MATERIAL TO PROCESS
= = =
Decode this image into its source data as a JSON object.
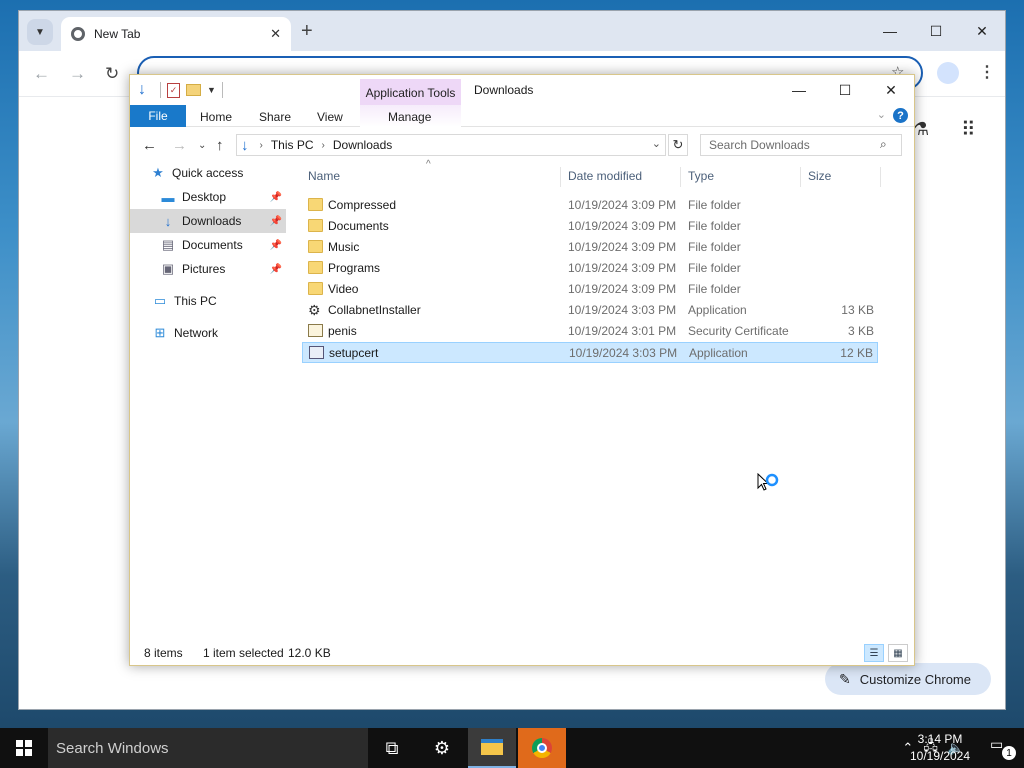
{
  "chrome": {
    "tab_title": "New Tab",
    "tab_close": "✕",
    "new_tab": "+",
    "minimize": "—",
    "maximize": "☐",
    "close": "✕",
    "back": "←",
    "forward": "→",
    "reload": "↻",
    "star": "☆",
    "customize_label": "Customize Chrome"
  },
  "explorer": {
    "window_title": "Downloads",
    "context_tab": "Application Tools",
    "ribbon_tabs": [
      "File",
      "Home",
      "Share",
      "View",
      "Manage"
    ],
    "breadcrumbs": [
      "This PC",
      "Downloads"
    ],
    "search_placeholder": "Search Downloads",
    "columns": [
      "Name",
      "Date modified",
      "Type",
      "Size"
    ],
    "nav": {
      "quick_access": "Quick access",
      "desktop": "Desktop",
      "downloads": "Downloads",
      "documents": "Documents",
      "pictures": "Pictures",
      "this_pc": "This PC",
      "network": "Network"
    },
    "files": [
      {
        "name": "Compressed",
        "date": "10/19/2024 3:09 PM",
        "type": "File folder",
        "size": "",
        "icon": "folder-icon"
      },
      {
        "name": "Documents",
        "date": "10/19/2024 3:09 PM",
        "type": "File folder",
        "size": "",
        "icon": "folder-icon"
      },
      {
        "name": "Music",
        "date": "10/19/2024 3:09 PM",
        "type": "File folder",
        "size": "",
        "icon": "folder-icon"
      },
      {
        "name": "Programs",
        "date": "10/19/2024 3:09 PM",
        "type": "File folder",
        "size": "",
        "icon": "folder-icon"
      },
      {
        "name": "Video",
        "date": "10/19/2024 3:09 PM",
        "type": "File folder",
        "size": "",
        "icon": "folder-icon"
      },
      {
        "name": "CollabnetInstaller",
        "date": "10/19/2024 3:03 PM",
        "type": "Application",
        "size": "13 KB",
        "icon": "installer-icon"
      },
      {
        "name": "penis",
        "date": "10/19/2024 3:01 PM",
        "type": "Security Certificate",
        "size": "3 KB",
        "icon": "certificate-icon"
      },
      {
        "name": "setupcert",
        "date": "10/19/2024 3:03 PM",
        "type": "Application",
        "size": "12 KB",
        "icon": "application-icon"
      }
    ],
    "status": {
      "items": "8 items",
      "selected": "1 item selected",
      "size": "12.0 KB"
    }
  },
  "taskbar": {
    "search_placeholder": "Search Windows",
    "time": "3:14 PM",
    "date": "10/19/2024",
    "notification_count": "1"
  },
  "colors": {
    "accent": "#1979ca",
    "selection": "#cce8ff",
    "context_tab": "#eed8f7",
    "chrome_taskbar_active": "#e06a1b"
  }
}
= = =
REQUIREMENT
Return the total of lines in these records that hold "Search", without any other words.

TASK RESULT
2